[Data records]
= Beginning of Section =

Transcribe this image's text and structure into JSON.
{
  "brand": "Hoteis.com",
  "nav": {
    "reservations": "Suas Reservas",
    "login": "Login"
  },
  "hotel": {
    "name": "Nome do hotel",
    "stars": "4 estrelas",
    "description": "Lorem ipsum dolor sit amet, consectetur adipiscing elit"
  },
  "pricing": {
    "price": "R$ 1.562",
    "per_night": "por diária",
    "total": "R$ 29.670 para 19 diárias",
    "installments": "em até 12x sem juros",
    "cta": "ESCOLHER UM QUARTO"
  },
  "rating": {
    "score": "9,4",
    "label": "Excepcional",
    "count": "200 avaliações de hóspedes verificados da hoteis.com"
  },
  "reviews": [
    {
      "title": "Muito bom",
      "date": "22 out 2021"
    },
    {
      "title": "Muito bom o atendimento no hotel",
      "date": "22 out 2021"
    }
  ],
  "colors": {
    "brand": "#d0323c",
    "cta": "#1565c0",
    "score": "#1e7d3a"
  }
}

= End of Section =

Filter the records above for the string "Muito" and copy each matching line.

      "title": "Muito bom",
      "title": "Muito bom o atendimento no hotel",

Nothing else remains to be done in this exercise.